RECORDS START

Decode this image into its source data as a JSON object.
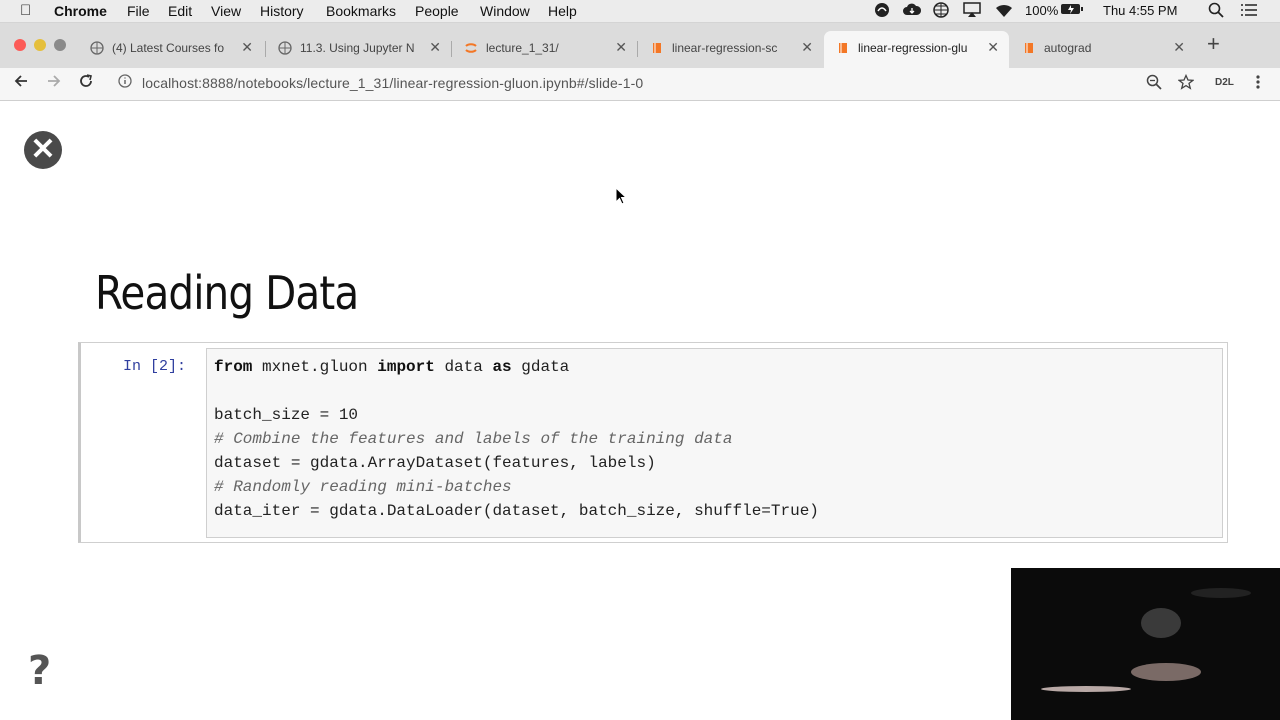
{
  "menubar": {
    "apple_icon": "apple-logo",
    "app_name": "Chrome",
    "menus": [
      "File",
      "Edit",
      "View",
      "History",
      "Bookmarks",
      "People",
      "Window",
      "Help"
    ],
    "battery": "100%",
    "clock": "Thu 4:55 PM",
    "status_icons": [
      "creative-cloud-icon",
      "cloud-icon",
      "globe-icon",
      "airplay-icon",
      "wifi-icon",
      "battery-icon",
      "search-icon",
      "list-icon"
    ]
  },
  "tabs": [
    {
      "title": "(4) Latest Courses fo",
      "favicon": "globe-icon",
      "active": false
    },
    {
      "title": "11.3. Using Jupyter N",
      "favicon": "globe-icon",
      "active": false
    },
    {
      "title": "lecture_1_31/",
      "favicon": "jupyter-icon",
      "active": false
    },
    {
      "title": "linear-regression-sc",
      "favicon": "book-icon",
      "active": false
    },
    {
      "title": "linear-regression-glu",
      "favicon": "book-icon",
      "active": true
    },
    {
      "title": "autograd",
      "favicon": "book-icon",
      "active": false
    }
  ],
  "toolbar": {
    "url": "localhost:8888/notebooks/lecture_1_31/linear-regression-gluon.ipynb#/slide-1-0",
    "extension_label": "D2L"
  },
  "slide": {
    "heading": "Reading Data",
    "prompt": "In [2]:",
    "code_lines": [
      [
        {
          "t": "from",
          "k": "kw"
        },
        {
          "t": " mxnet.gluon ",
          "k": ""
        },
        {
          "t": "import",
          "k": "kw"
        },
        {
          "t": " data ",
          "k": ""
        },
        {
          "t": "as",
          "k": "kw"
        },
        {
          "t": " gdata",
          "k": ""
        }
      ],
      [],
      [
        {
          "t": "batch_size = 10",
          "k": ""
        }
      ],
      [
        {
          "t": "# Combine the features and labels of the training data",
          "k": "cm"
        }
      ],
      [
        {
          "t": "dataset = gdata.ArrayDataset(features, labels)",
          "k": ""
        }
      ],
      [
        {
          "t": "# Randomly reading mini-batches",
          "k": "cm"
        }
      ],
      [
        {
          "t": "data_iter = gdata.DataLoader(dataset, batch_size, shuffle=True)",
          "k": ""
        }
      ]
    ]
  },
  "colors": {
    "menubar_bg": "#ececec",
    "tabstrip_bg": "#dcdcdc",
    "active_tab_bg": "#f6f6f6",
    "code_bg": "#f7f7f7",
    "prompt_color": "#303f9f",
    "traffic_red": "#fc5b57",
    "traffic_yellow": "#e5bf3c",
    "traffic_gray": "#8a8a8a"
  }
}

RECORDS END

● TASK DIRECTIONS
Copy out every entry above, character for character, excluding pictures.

● SOLUTION BELOW
Decode this image into its source data as a JSON object.
{
  "menubar": {
    "apple_icon": "apple-logo",
    "app_name": "Chrome",
    "menus": [
      "File",
      "Edit",
      "View",
      "History",
      "Bookmarks",
      "People",
      "Window",
      "Help"
    ],
    "battery": "100%",
    "clock": "Thu 4:55 PM",
    "status_icons": [
      "creative-cloud-icon",
      "cloud-icon",
      "globe-icon",
      "airplay-icon",
      "wifi-icon",
      "battery-icon",
      "search-icon",
      "list-icon"
    ]
  },
  "tabs": [
    {
      "title": "(4) Latest Courses fo",
      "favicon": "globe-icon",
      "active": false
    },
    {
      "title": "11.3. Using Jupyter N",
      "favicon": "globe-icon",
      "active": false
    },
    {
      "title": "lecture_1_31/",
      "favicon": "jupyter-icon",
      "active": false
    },
    {
      "title": "linear-regression-sc",
      "favicon": "book-icon",
      "active": false
    },
    {
      "title": "linear-regression-glu",
      "favicon": "book-icon",
      "active": true
    },
    {
      "title": "autograd",
      "favicon": "book-icon",
      "active": false
    }
  ],
  "toolbar": {
    "url": "localhost:8888/notebooks/lecture_1_31/linear-regression-gluon.ipynb#/slide-1-0",
    "extension_label": "D2L"
  },
  "slide": {
    "heading": "Reading Data",
    "prompt": "In [2]:",
    "code_lines": [
      [
        {
          "t": "from",
          "k": "kw"
        },
        {
          "t": " mxnet.gluon ",
          "k": ""
        },
        {
          "t": "import",
          "k": "kw"
        },
        {
          "t": " data ",
          "k": ""
        },
        {
          "t": "as",
          "k": "kw"
        },
        {
          "t": " gdata",
          "k": ""
        }
      ],
      [],
      [
        {
          "t": "batch_size = 10",
          "k": ""
        }
      ],
      [
        {
          "t": "# Combine the features and labels of the training data",
          "k": "cm"
        }
      ],
      [
        {
          "t": "dataset = gdata.ArrayDataset(features, labels)",
          "k": ""
        }
      ],
      [
        {
          "t": "# Randomly reading mini-batches",
          "k": "cm"
        }
      ],
      [
        {
          "t": "data_iter = gdata.DataLoader(dataset, batch_size, shuffle=True)",
          "k": ""
        }
      ]
    ]
  },
  "colors": {
    "menubar_bg": "#ececec",
    "tabstrip_bg": "#dcdcdc",
    "active_tab_bg": "#f6f6f6",
    "code_bg": "#f7f7f7",
    "prompt_color": "#303f9f",
    "traffic_red": "#fc5b57",
    "traffic_yellow": "#e5bf3c",
    "traffic_gray": "#8a8a8a"
  }
}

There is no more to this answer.